Co-Mail: More than Just Postage Savings

January 3, 2014

It’s a familiar fact to every marketer: Postage is the largest single cost when it comes to producing and mailing a printed product. Another fact: Postage rates never go down.

Fortunately, even as postage rates continue to rise, there is a proven way to significantly reduce the costs of mailing: co-mail.  By merging the mailstreams of several different magazine or catalog titles into a single large mailstream, co-mail creates the highest volume and best presort discounts for all contributors and delivers quantifiable postage savings.

Co-mail got its start in the 1980s when periodical mailstreams were merged on simple offline machines after the binding process. Printers drove the process as a specialty offering that provided limited savings, but savings nonetheless. By the turn of the century, catalogs had started to join the party; but the need for personalization on order forms and other “inner body” pages restricted offline catalog co-mailing. It had to be done inline during the binding process.

As postage rates continued to rise, so did the interest in and urgency surrounding co-mail. The 2007 postage rate increase became the tipping point, as mailers saw their margins severely erode.

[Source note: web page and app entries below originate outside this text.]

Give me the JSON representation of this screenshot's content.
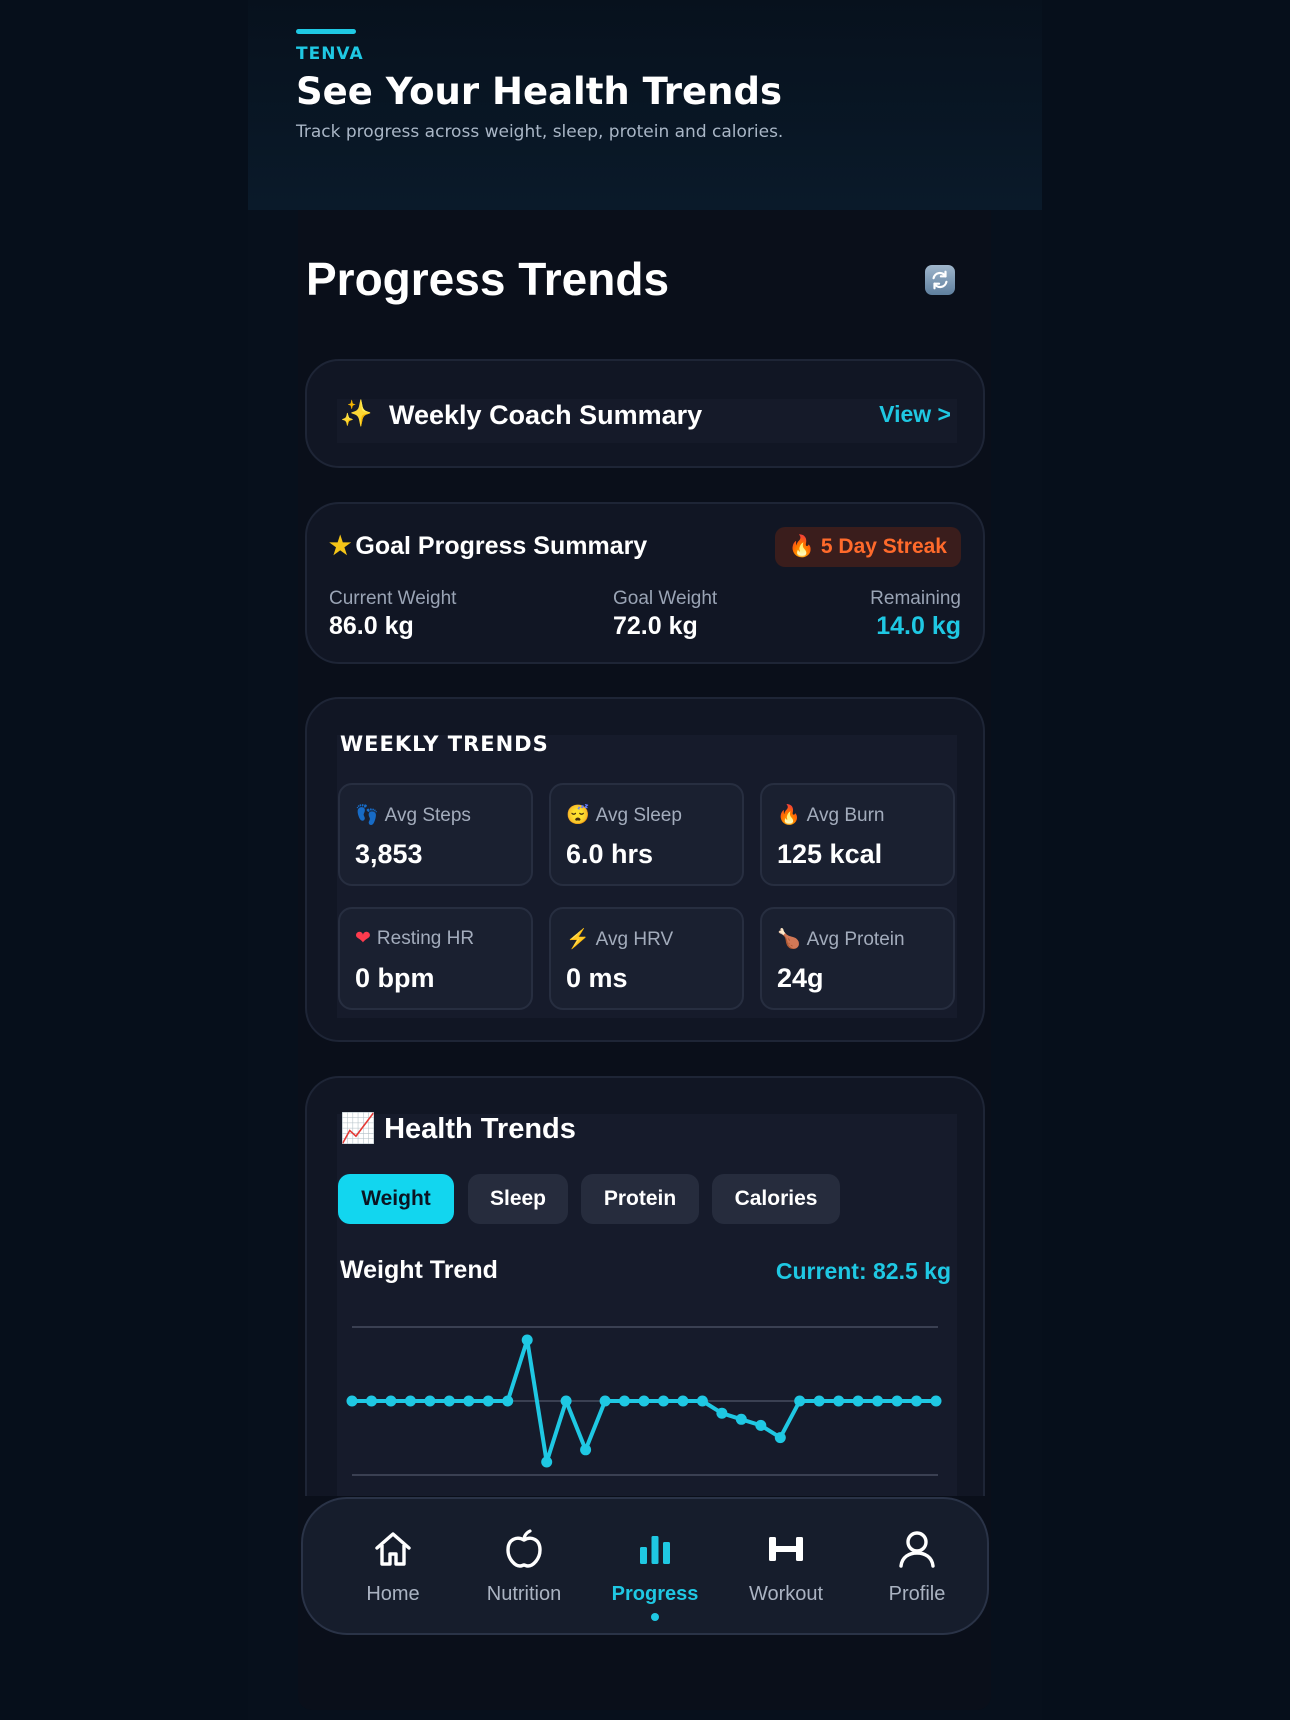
{
  "hero": {
    "brand": "TENVA",
    "title": "See Your Health Trends",
    "subtitle": "Track progress across weight, sleep, protein and calories."
  },
  "screen": {
    "title": "Progress Trends",
    "refresh_icon": "refresh-icon"
  },
  "coach": {
    "icon": "sparkles-icon",
    "label": "Weekly Coach Summary",
    "link": "View >"
  },
  "goal": {
    "title": "Goal Progress Summary",
    "icon": "star-icon",
    "streak": "5 Day Streak",
    "streak_icon": "fire-icon",
    "stats": [
      {
        "label": "Current Weight",
        "value": "86.0 kg"
      },
      {
        "label": "Goal Weight",
        "value": "72.0 kg"
      },
      {
        "label": "Remaining",
        "value": "14.0 kg"
      }
    ]
  },
  "weekly": {
    "title": "WEEKLY TRENDS",
    "tiles": [
      {
        "icon": "footprints-icon",
        "glyph": "👣",
        "label": "Avg Steps",
        "value": "3,853"
      },
      {
        "icon": "sleeping-face-icon",
        "glyph": "😴",
        "label": "Avg Sleep",
        "value": "6.0 hrs"
      },
      {
        "icon": "fire-icon",
        "glyph": "🔥",
        "label": "Avg Burn",
        "value": "125 kcal"
      },
      {
        "icon": "heart-icon",
        "glyph": "❤",
        "label": "Resting HR",
        "value": "0 bpm"
      },
      {
        "icon": "lightning-icon",
        "glyph": "⚡",
        "label": "Avg HRV",
        "value": "0 ms"
      },
      {
        "icon": "drumstick-icon",
        "glyph": "🍗",
        "label": "Avg Protein",
        "value": "24g"
      }
    ]
  },
  "health": {
    "title": "Health Trends",
    "icon": "chart-increasing-icon",
    "tabs": [
      "Weight",
      "Sleep",
      "Protein",
      "Calories"
    ],
    "active_tab": "Weight",
    "trend_label": "Weight Trend",
    "current": "Current: 82.5 kg"
  },
  "chart_data": {
    "type": "line",
    "title": "Weight Trend",
    "series": [
      {
        "values": [
          86,
          86,
          86,
          86,
          86,
          86,
          86,
          86,
          86,
          91,
          81,
          86,
          82,
          86,
          86,
          86,
          86,
          86,
          86,
          85,
          84.5,
          84,
          83,
          86,
          86,
          86,
          86,
          86,
          86,
          86,
          86
        ]
      }
    ],
    "grid": true,
    "color": "#1fc8e3"
  },
  "nav": {
    "items": [
      {
        "label": "Home",
        "icon": "home-icon"
      },
      {
        "label": "Nutrition",
        "icon": "apple-icon"
      },
      {
        "label": "Progress",
        "icon": "bar-chart-icon"
      },
      {
        "label": "Workout",
        "icon": "dumbbell-icon"
      },
      {
        "label": "Profile",
        "icon": "user-icon"
      }
    ],
    "active": "Progress"
  },
  "colors": {
    "accent": "#1fc8e3",
    "streak": "#ff6a2b",
    "background": "#0a0f1a"
  }
}
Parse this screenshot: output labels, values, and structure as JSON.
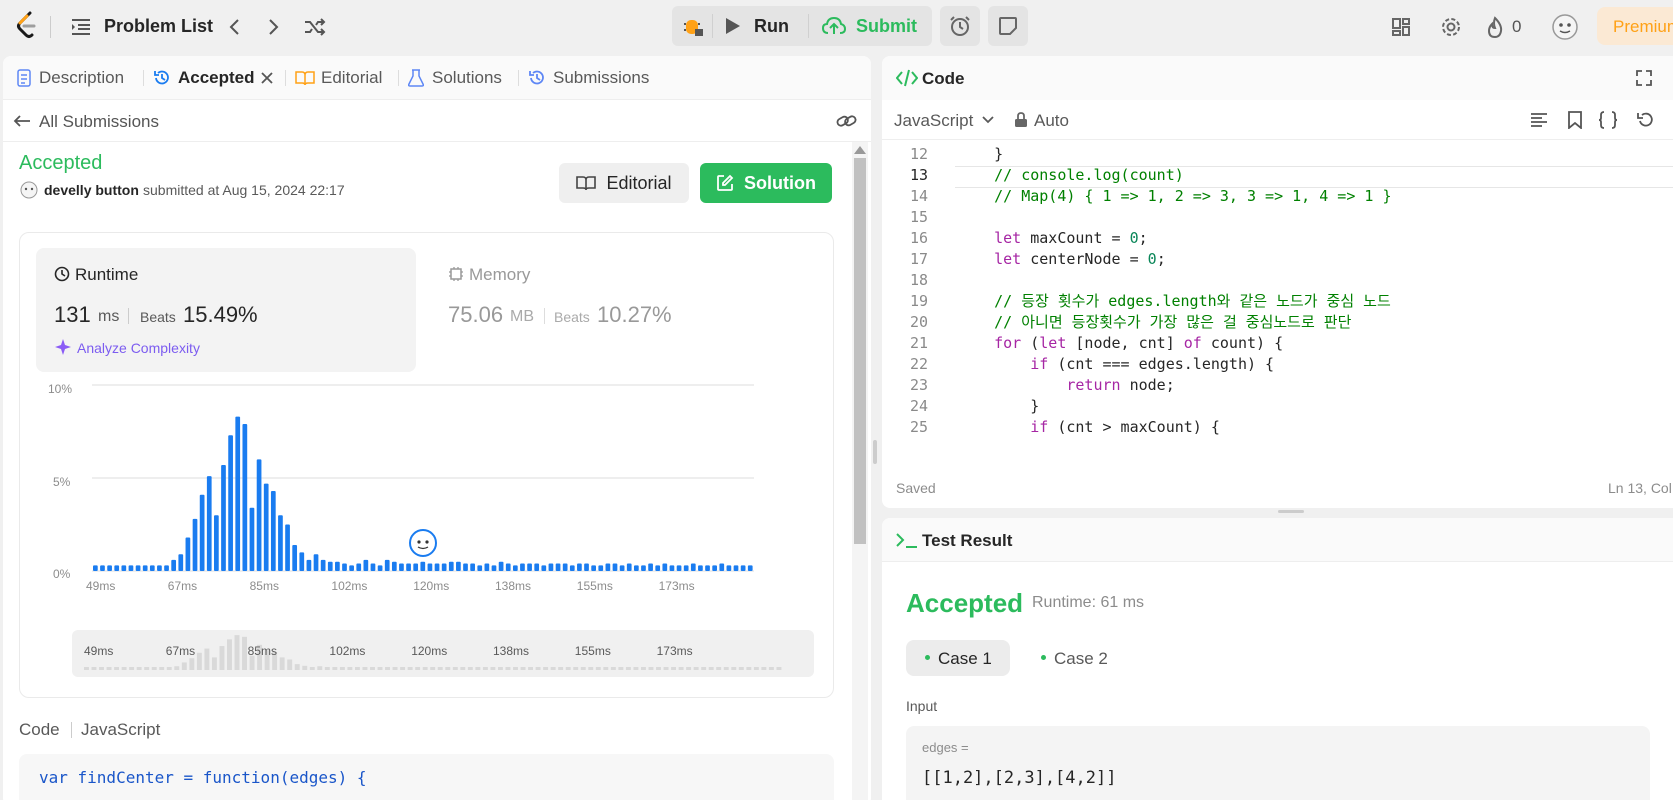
{
  "topbar": {
    "problem_list": "Problem List",
    "run": "Run",
    "submit": "Submit",
    "streak": "0",
    "premium": "Premium"
  },
  "left_tabs": {
    "description": "Description",
    "accepted": "Accepted",
    "editorial": "Editorial",
    "solutions": "Solutions",
    "submissions": "Submissions"
  },
  "submission": {
    "back": "All Submissions",
    "status": "Accepted",
    "user": "develly button",
    "submitted_at": "submitted at Aug 15, 2024 22:17",
    "editorial_btn": "Editorial",
    "solution_btn": "Solution",
    "runtime_label": "Runtime",
    "runtime_value": "131",
    "runtime_unit": "ms",
    "beats": "Beats",
    "runtime_beats": "15.49%",
    "analyze": "Analyze Complexity",
    "memory_label": "Memory",
    "memory_value": "75.06",
    "memory_unit": "MB",
    "memory_beats": "10.27%",
    "code_label": "Code",
    "code_lang": "JavaScript",
    "code_first_line": "var findCenter = function(edges) {"
  },
  "chart_data": {
    "type": "bar",
    "ylabels": [
      "10%",
      "5%",
      "0%"
    ],
    "ylim": [
      0,
      10
    ],
    "xtick_labels": [
      "49ms",
      "67ms",
      "85ms",
      "102ms",
      "120ms",
      "138ms",
      "155ms",
      "173ms"
    ],
    "values": [
      0.3,
      0.3,
      0.3,
      0.3,
      0.3,
      0.3,
      0.3,
      0.3,
      0.3,
      0.3,
      0.3,
      0.6,
      0.9,
      1.8,
      2.8,
      4.1,
      5.1,
      3.0,
      5.7,
      7.3,
      8.3,
      7.9,
      3.4,
      6.0,
      4.7,
      4.3,
      3.0,
      2.5,
      1.4,
      1.0,
      0.6,
      0.9,
      0.6,
      0.5,
      0.5,
      0.4,
      0.3,
      0.4,
      0.6,
      0.4,
      0.3,
      0.6,
      0.5,
      0.4,
      0.4,
      0.4,
      0.5,
      0.4,
      0.4,
      0.4,
      0.5,
      0.5,
      0.4,
      0.4,
      0.3,
      0.4,
      0.3,
      0.5,
      0.4,
      0.3,
      0.4,
      0.4,
      0.4,
      0.3,
      0.4,
      0.4,
      0.4,
      0.3,
      0.4,
      0.4,
      0.3,
      0.3,
      0.4,
      0.4,
      0.3,
      0.4,
      0.3,
      0.3,
      0.4,
      0.3,
      0.4,
      0.3,
      0.3,
      0.3,
      0.4,
      0.3,
      0.3,
      0.3,
      0.4,
      0.3,
      0.3,
      0.3,
      0.3
    ]
  },
  "code_panel": {
    "title": "Code",
    "lang": "JavaScript",
    "auto": "Auto",
    "saved": "Saved",
    "cursor": "Ln 13, Col",
    "lines": [
      {
        "n": "12",
        "t": "    }"
      },
      {
        "n": "13",
        "t": "    // console.log(count)"
      },
      {
        "n": "14",
        "t": "    // Map(4) { 1 => 1, 2 => 3, 3 => 1, 4 => 1 }"
      },
      {
        "n": "15",
        "t": ""
      },
      {
        "n": "16",
        "t": "    let maxCount = 0;"
      },
      {
        "n": "17",
        "t": "    let centerNode = 0;"
      },
      {
        "n": "18",
        "t": ""
      },
      {
        "n": "19",
        "t": "    // 등장 횟수가 edges.length와 같은 노드가 중심 노드"
      },
      {
        "n": "20",
        "t": "    // 아니면 등장횟수가 가장 많은 걸 중심노드로 판단"
      },
      {
        "n": "21",
        "t": "    for (let [node, cnt] of count) {"
      },
      {
        "n": "22",
        "t": "        if (cnt === edges.length) {"
      },
      {
        "n": "23",
        "t": "            return node;"
      },
      {
        "n": "24",
        "t": "        }"
      },
      {
        "n": "25",
        "t": "        if (cnt > maxCount) {"
      }
    ]
  },
  "test_result": {
    "title": "Test Result",
    "status": "Accepted",
    "runtime": "Runtime: 61 ms",
    "case1": "Case 1",
    "case2": "Case 2",
    "input_label": "Input",
    "var_name": "edges =",
    "var_value": "[[1,2],[2,3],[4,2]]"
  }
}
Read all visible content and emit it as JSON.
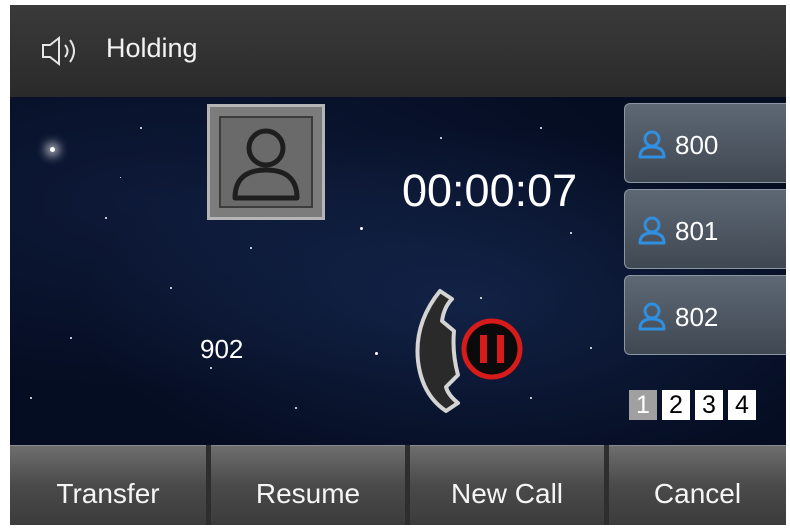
{
  "header": {
    "title": "Holding",
    "icon": "speaker-icon"
  },
  "call": {
    "duration": "00:00:07",
    "number": "902",
    "status_icon": "call-hold-icon"
  },
  "lines": [
    {
      "label": "800",
      "icon": "contact-icon"
    },
    {
      "label": "801",
      "icon": "contact-icon"
    },
    {
      "label": "802",
      "icon": "contact-icon"
    }
  ],
  "pages": {
    "items": [
      "1",
      "2",
      "3",
      "4"
    ],
    "active": "1"
  },
  "softkeys": {
    "transfer": "Transfer",
    "resume": "Resume",
    "new_call": "New Call",
    "cancel": "Cancel"
  },
  "colors": {
    "accent_blue": "#2f8fe0",
    "hold_red": "#d71a1a",
    "background": "#07122a"
  }
}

A co-mail solution – provided either by a printer or one of a growing number of third-party print logistics providers – was no longer an “extra.” It was essential to remaining competitive.

Quantifiable Savings. For mailers, the biggest benefit from a co-mail solution is the direct and immediate impact to one of their largest cost segments: the production and mailing of the printed product.

Co-mail savings depend in part on the number of unique titles and the total volume in a co-mail event. In general, the larger the mailing, the better the chances for creating a greater percentage of carrier-route mail, or neighborhood level sortation. Carrier-route sorted pieces are far more efficient for the USPS to process, which is why the cost per piece is lower and more attractive than lesser sort levels such as 5-digit or 3-digit.

Postage rates are designed to reflect levels of efficiency within the USPS. More efficient mail results in lower rates because it requires less processing on the part of the USPS. The chart here demonstrates the advantages that occur when carrier-route bundles don’t need to be broken open and sorted until they reach the carrier’s station in the local delivery office (i.e., local post office). The shift of mail from sacks to pallets and from low-level pallets (National Distribution Center [NDC] pallets) to higher-level pallets that are Sectional Center Facility (SCF)-eligible results in fewer touches by the USPS. Fewer touches mean less hassle with processing, transportation and delivery…and lower postal costs.

Co-Mail Presort/Container Efficiencies*

# of Titles:
Total Quantity:
Sort LevelsPercentEntry LevelPercent**

Carrier Route
After:Carrier Route***82.15%

*Actual results from a Quad/Graphics co-mailing event
**Contains Saturation and HD levels
***Represents eligible drop ship container

The efficiencies of merging these almost 13 million pieces into a single mailstream resulted in savings of about $1.2 million for the participant pool.

Additional Benefits. Reduced postage may provide the initial motivation for turning to co-mail, but a wide range of ancillary benefits may ultimately emerge as even more significant long-term. These include a better overall percentage of mail that is eligible for SFC pallets. This means more mail qualifies for a greater drop ship discount, bypassing the less efficient NDC entry, and realizing more consistent and predictable in-home delivery as a result. As the chart demonstrates, carrier-route and SCF-eligible mail increased from approximately 8 percent to more than 80 percent for this co-mail event.

Improved delivery increases targeting capability, enhances flexibility with regard to mail timing, and creates significant potential reduction in “waste mail” expense.

A Win-Win Solution. Co-mail benefits both mailers and the USPS. Mailers win through reduced postage and better overall delivery, such as speed and product integrity. The USPS wins through lower processing, distribution and delivery costs. And, perhaps most importantly, co-mail creates a partnership that ensures mail sustainability.